__TRY IT__:
Among the lines below, return each one that contains the word "ratio".

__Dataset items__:
—————
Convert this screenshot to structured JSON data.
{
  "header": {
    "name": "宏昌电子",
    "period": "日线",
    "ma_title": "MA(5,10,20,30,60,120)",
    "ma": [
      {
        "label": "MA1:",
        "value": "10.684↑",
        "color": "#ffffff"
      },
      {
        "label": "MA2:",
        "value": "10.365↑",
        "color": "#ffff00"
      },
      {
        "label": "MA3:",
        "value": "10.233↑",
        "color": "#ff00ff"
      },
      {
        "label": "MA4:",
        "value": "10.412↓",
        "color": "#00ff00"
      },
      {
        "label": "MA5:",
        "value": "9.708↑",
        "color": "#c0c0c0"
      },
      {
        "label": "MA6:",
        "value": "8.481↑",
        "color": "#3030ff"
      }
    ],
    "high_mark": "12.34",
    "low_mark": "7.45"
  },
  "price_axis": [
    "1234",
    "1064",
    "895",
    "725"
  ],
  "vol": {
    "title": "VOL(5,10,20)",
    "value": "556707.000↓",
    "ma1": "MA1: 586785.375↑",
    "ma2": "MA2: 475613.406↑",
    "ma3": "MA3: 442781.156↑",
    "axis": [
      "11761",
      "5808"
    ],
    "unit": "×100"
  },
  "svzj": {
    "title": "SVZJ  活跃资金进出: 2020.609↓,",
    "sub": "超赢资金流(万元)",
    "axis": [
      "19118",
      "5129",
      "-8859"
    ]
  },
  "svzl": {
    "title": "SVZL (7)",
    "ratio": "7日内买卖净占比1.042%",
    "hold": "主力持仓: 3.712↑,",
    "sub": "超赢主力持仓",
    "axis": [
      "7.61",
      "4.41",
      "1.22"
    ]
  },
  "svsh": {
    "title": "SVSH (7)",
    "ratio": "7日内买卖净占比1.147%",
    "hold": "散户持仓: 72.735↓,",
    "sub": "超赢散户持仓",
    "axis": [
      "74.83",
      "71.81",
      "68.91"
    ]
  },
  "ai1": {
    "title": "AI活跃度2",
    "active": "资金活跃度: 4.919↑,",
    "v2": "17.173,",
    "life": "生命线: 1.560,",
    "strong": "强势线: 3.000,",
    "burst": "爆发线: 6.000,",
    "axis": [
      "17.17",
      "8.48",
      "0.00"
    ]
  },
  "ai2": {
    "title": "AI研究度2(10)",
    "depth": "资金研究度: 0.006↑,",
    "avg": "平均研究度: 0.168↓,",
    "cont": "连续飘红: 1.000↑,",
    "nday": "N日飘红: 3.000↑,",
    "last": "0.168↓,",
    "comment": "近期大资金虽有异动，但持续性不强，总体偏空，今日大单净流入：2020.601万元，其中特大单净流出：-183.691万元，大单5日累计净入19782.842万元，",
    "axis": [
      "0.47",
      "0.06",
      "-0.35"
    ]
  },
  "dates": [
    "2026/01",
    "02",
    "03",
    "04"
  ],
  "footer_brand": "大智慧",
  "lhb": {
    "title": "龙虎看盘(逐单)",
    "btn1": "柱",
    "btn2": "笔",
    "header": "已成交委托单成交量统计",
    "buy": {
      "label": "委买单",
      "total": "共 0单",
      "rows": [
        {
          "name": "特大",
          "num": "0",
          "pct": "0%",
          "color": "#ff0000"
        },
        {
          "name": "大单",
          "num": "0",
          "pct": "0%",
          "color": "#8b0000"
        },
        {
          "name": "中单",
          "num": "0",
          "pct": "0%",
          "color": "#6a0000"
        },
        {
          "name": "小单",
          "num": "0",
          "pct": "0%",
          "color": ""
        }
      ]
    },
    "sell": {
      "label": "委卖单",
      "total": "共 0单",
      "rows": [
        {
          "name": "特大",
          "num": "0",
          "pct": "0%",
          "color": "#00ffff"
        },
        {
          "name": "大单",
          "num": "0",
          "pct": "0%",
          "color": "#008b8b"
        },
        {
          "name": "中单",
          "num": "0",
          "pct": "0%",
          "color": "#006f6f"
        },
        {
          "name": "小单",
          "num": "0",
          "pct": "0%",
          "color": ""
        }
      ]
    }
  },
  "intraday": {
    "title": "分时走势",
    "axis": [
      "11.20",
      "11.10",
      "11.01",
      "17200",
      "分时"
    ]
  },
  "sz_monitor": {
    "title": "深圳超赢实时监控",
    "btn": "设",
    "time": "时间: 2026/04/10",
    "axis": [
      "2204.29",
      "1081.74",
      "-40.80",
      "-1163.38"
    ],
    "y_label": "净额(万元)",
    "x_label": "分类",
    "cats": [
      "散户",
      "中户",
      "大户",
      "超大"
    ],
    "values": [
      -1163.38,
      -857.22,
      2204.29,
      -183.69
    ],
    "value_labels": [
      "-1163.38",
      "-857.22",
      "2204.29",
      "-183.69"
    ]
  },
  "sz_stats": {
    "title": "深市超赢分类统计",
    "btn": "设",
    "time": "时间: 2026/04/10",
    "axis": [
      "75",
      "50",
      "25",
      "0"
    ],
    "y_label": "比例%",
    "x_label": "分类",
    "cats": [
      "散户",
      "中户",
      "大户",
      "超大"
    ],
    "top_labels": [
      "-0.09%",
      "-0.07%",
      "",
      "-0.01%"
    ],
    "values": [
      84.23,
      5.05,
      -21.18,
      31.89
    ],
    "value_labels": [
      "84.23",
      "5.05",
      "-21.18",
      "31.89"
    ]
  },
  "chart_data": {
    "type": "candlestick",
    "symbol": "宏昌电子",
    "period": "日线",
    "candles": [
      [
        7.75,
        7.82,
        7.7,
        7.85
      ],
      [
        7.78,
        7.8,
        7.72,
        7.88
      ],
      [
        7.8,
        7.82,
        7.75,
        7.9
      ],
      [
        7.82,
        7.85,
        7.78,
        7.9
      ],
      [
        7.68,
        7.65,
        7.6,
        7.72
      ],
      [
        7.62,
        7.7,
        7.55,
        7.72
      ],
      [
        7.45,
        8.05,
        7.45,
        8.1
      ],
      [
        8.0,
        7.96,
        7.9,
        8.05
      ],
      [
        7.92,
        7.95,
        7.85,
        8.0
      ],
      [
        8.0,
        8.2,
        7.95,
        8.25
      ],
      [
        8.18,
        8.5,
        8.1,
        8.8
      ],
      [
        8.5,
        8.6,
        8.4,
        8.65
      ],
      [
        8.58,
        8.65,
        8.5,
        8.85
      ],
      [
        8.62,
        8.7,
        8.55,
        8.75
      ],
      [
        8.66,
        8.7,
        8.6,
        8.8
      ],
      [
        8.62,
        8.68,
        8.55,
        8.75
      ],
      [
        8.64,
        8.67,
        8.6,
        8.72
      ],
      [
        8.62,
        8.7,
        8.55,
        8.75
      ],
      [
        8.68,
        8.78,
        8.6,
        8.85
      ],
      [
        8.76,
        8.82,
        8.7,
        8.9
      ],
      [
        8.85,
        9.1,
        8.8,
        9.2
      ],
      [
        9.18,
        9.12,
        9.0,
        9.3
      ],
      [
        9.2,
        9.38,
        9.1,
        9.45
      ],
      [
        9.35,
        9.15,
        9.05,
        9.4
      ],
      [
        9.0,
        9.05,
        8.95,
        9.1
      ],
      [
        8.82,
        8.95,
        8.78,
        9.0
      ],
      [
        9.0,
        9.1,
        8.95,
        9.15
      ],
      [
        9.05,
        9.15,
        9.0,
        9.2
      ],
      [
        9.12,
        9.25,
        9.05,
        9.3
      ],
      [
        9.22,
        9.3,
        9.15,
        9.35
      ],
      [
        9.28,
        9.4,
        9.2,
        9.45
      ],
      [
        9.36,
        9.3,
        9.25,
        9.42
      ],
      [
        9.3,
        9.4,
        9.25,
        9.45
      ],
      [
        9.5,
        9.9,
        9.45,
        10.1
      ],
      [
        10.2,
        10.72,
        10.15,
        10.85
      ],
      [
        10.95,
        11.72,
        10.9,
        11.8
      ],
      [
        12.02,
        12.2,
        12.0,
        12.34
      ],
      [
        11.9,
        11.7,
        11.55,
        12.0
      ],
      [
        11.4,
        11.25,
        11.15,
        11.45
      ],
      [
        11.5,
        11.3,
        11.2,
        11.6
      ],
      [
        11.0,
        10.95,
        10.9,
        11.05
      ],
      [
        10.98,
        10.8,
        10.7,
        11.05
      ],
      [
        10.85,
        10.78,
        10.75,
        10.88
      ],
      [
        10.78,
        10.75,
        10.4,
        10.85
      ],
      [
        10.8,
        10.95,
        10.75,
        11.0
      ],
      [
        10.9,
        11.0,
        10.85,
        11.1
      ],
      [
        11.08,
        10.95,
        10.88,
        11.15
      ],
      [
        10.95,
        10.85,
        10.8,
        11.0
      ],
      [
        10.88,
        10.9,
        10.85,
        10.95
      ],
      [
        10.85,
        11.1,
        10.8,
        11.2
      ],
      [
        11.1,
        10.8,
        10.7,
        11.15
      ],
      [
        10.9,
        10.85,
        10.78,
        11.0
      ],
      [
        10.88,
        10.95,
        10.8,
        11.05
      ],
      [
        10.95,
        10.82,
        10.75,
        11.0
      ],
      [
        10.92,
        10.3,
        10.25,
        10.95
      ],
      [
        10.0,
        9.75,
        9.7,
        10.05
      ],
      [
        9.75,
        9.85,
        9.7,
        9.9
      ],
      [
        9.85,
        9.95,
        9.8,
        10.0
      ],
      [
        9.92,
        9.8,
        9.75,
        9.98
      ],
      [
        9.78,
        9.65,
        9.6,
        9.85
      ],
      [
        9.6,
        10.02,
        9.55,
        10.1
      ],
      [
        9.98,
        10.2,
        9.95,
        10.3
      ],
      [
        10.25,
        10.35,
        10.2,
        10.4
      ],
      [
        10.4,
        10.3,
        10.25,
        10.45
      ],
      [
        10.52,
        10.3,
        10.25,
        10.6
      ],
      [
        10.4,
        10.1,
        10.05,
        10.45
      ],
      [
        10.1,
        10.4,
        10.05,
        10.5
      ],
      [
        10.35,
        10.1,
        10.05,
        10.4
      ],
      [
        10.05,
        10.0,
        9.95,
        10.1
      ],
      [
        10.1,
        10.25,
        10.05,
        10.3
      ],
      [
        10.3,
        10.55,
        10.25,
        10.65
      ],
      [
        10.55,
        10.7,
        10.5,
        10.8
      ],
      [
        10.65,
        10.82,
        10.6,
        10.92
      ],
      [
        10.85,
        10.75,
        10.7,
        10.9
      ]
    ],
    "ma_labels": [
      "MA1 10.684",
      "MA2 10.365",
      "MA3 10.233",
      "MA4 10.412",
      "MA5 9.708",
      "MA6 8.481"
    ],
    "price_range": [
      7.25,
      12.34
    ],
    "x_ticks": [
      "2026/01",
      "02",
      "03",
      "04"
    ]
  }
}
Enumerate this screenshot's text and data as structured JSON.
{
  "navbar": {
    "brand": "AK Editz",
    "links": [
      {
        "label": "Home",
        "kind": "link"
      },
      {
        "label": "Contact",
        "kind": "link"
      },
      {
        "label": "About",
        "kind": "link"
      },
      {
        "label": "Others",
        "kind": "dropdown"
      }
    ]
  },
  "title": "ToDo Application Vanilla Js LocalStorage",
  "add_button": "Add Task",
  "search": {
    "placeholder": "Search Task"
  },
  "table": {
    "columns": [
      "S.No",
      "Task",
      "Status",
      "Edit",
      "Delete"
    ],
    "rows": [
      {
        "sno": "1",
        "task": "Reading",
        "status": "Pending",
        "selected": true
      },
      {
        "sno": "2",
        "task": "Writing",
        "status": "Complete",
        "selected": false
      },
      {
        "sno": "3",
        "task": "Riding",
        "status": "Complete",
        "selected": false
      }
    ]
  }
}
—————
__EXERCISE SOLUTION__:
    "ratio": "7日内买卖净占比1.042%",
    "ratio": "7日内买卖净占比1.147%",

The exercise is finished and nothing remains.